= Beginning of Section =
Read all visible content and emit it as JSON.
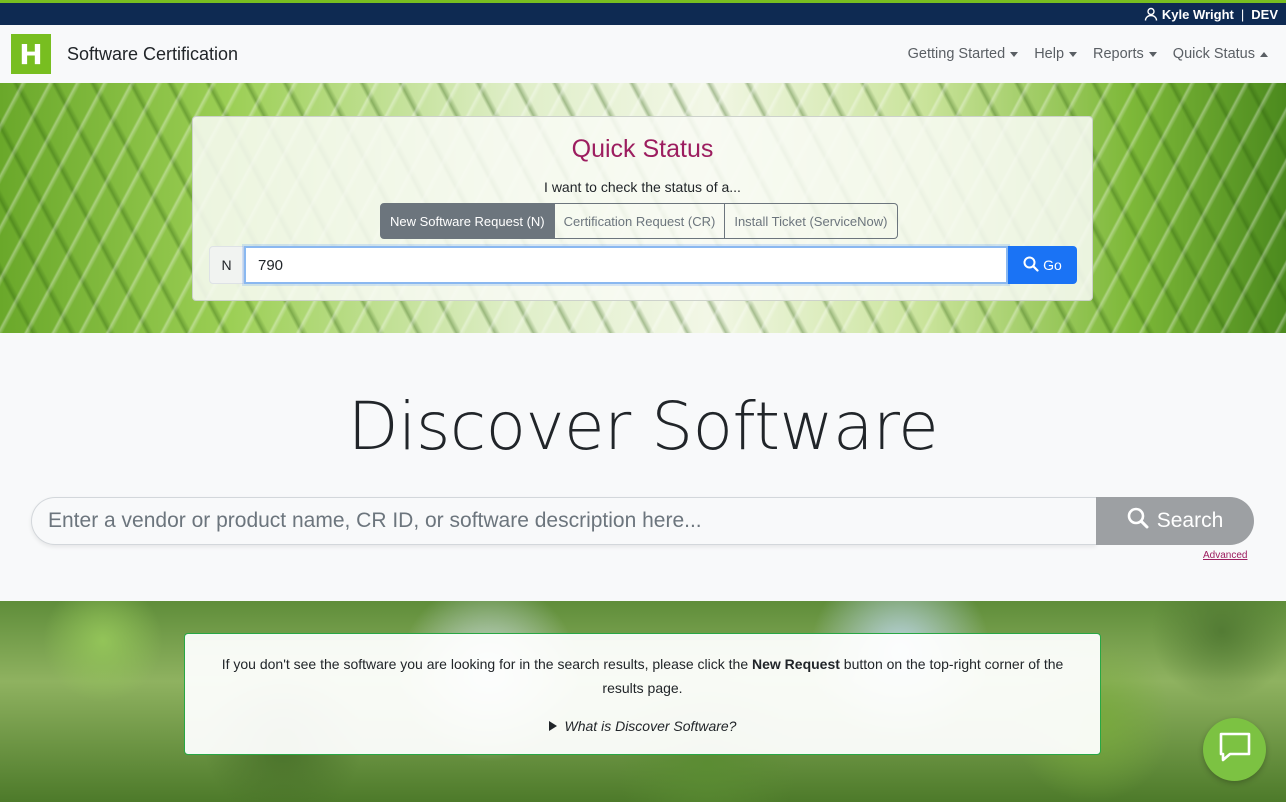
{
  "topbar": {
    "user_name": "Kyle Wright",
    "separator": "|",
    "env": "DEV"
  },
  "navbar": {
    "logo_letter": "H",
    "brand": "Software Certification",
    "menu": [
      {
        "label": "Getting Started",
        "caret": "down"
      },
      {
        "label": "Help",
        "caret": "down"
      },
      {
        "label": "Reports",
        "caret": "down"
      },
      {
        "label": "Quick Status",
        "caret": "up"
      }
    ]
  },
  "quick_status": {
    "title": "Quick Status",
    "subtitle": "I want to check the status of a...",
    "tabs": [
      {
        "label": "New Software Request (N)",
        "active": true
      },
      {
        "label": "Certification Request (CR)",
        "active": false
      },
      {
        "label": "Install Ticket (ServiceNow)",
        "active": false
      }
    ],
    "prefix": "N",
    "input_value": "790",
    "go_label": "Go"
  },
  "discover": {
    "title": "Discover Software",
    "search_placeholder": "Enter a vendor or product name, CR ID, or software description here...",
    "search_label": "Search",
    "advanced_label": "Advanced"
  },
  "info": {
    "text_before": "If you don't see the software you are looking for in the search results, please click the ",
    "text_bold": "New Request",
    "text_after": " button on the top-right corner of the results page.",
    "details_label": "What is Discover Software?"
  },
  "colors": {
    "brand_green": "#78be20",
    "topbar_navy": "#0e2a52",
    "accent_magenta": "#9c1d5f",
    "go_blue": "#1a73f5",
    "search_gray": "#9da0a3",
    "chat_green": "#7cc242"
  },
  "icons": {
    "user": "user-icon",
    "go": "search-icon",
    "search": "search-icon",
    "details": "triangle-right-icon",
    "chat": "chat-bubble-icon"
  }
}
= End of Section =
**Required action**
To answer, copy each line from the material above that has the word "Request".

**Answer for this exercise**
        "label": "New Software Request (N)",
        "label": "Certification Request (CR)",
    "text_bold": "New Request",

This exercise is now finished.